Vladimir Putin turned to a trusted ally for his first interview with a Western media figure, since he launched without provocation the brutal full-scale invasion of Ukraine two years ago.

Putin has heavily limited his contact with international media since February 2022. Russian authorities have cracked down on media, forcing some independent Russian outlets to close, blocking others, and ordering a number of foreign reporters to leave the country.

Two journalists working for U.S. news organizations — The Wall Street Journal’s Evan Gershkovich and Radio Free Europe/Radio Liberty’s Alsu Kurmasheva — are in jail on questionable charges.

Before his ouster from Fox, Carlson repeatedly questioned the validity of U.S. support for Ukraine following the Russian invasion, and he has wondered why Americans are told to hate Putin so much. His commentaries were frequently circulated on Russian state-run media.

In a video promoting the interview, Carlson denounced “corrupt” American media outlets for “fawning pep sessions” with Zelenskyy that he said were designed to get America into a war with Eastern Europe.

Putin’s spokesperson, Dmitry Peskov, rejected Carlson’s suggestion that no Western journalists had submitted requests to interview Putin. He said the Kremlin has received many requests from large Western television channels and newspapers. But, he asserted, those news outlets “take a one-sided position.” Carlson’s position, Peskov said, “is in no way pro-Russian, nor pro-Ukrainian, but rather pro-American.”

The Associated Press is among the outlets that have requested an interview with Putin.

“Does Tucker really think we journalists haven’t been trying to interview President Putin every day since his full scale invasion of Ukraine?” CNN’s Christiane Amanpour said on X. “It’s absurd — we’ll continue to ask for an interview, just as we have for years now.”

Most of the Carlson interview, released on February 8, focused on Ukraine. Putin repeated his false claim that his invasion of Ukraine, which Kyiv and its allies described as an unprovoked act of aggression, was necessary to protect Russian speakers in Ukraine and prevent the country from posing a threat to Russia by joining NATO.

Putin omitted discussion about the fact that he targeted those very same Ukrainians who spoke Russian with relentless missile strikes on residential areas. Areas across Donetsk and Luhansk were flattened in repeated terrorist attacks, until Russian troops could occupy the wasteland.

Putin tried to put the blame a the feet of Ukrainian President Volodymyr Zelenskyy, for refusing to conduct talks with the Kremlin – even though President Zelenskyy has sought to negotiate with Putin since February 2022.

“We have never refused negotiations,” Putin claimed. “You should tell the current Ukrainian leadership to stop and come to a negotiating table.”

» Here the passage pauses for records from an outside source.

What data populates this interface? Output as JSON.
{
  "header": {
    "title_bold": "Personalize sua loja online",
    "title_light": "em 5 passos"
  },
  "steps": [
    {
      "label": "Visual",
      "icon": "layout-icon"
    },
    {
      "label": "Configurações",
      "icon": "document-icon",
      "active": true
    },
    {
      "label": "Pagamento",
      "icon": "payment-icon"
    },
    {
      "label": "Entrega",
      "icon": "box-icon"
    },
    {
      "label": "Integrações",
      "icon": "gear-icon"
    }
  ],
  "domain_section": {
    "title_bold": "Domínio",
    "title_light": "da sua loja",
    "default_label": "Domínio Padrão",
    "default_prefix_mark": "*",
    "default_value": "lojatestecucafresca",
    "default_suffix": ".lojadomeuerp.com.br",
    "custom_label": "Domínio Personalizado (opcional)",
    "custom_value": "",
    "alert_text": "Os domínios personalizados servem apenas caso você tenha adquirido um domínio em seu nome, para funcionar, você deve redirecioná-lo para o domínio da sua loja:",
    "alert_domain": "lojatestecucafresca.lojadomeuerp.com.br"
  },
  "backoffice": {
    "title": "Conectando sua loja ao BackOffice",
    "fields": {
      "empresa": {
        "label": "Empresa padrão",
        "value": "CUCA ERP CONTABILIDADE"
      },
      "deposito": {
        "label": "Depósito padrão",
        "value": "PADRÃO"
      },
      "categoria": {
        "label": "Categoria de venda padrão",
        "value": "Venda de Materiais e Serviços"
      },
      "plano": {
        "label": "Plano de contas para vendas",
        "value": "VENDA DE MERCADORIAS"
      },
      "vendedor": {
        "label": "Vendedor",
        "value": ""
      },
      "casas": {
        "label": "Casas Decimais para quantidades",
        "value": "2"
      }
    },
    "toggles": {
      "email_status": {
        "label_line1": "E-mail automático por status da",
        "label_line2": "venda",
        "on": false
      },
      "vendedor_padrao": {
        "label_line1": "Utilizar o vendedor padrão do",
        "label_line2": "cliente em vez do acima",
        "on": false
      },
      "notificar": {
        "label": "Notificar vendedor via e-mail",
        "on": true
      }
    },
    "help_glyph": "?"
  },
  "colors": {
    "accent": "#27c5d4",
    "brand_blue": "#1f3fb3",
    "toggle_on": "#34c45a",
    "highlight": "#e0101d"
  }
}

Putin warned that the West would never succeed in inflicting a “strategic defeat” on Russia in Ukraine, and rejected allegations that Russia was harboring plans to attack Poland or other NATO countries. His rhetoric followed two years of threatening Europe with nuclear war, and weaponizing oil and food to freeze or starve millions.

White House national security spokesman John Kirby summarized the impact of Carlson’s interview, “Remember, you’re listening to Vladimir Putin. And you shouldn’t take at face value anything he has to say.”

In Russia, the interview received wall-to-wall coverage in state media on February 9, with major TV channels repeatedly airing excerpts and one state news agency describing it in a column as “a dagger blow through the curtain of propaganda of the dishonest media of the civilized world.”

In the days leading up to the release of the interview, Russian Kremlin-backed media also extensively covered Carlson’s visit to Russia, trying to follow him around Moscow and reporting in great detail on where the former Fox News host went.

The interview with Putin was distributed for free on his website and on X, formerly known as Twitter. Carlson, who was fired by Fox News in April, announced he was starting his own streaming service in December.

Fox has offered no explanation for firing Carlson, who was its top-rated personality at the time. Like many people who leave the network that is conservative America’s most popular news outlet, he has struggled to remain in the public eye.

Carlson worked at Fox News for more than a decade and hosted a show where he discussed conspiracy theories about Russia and the January 6 insurrection.

Carlson’s trip to Russia came as he has planted himself on criminally indicted ex-president Trump’s side of a growing split in the Republican party over Putin and the Ukraine war. Trump has pushed to cut off aid to Ukraine to please his Russian benefactor, and the GOP majority controlling the House of Representatives has complied.

While many Republicans are critical of the Russian dictator and his invasion, Trump and others have argued the United States has no interest in helping Ukraine defend itself against a brutal invader.

Carlson has also traveled to interview Hungarian Prime Minister Viktor Orban, who has fashioned himself into an icon for conservative populists across the globe. He has also been Putin’s closest ally in the European Union, obstructing many efforts to assist Ukraine and strengthen NATO against Russian aggression.

David Bauder, Emma Burrows, AP Staff, and MI Staff

Associated Press

Gavriil Grigorov (via AP)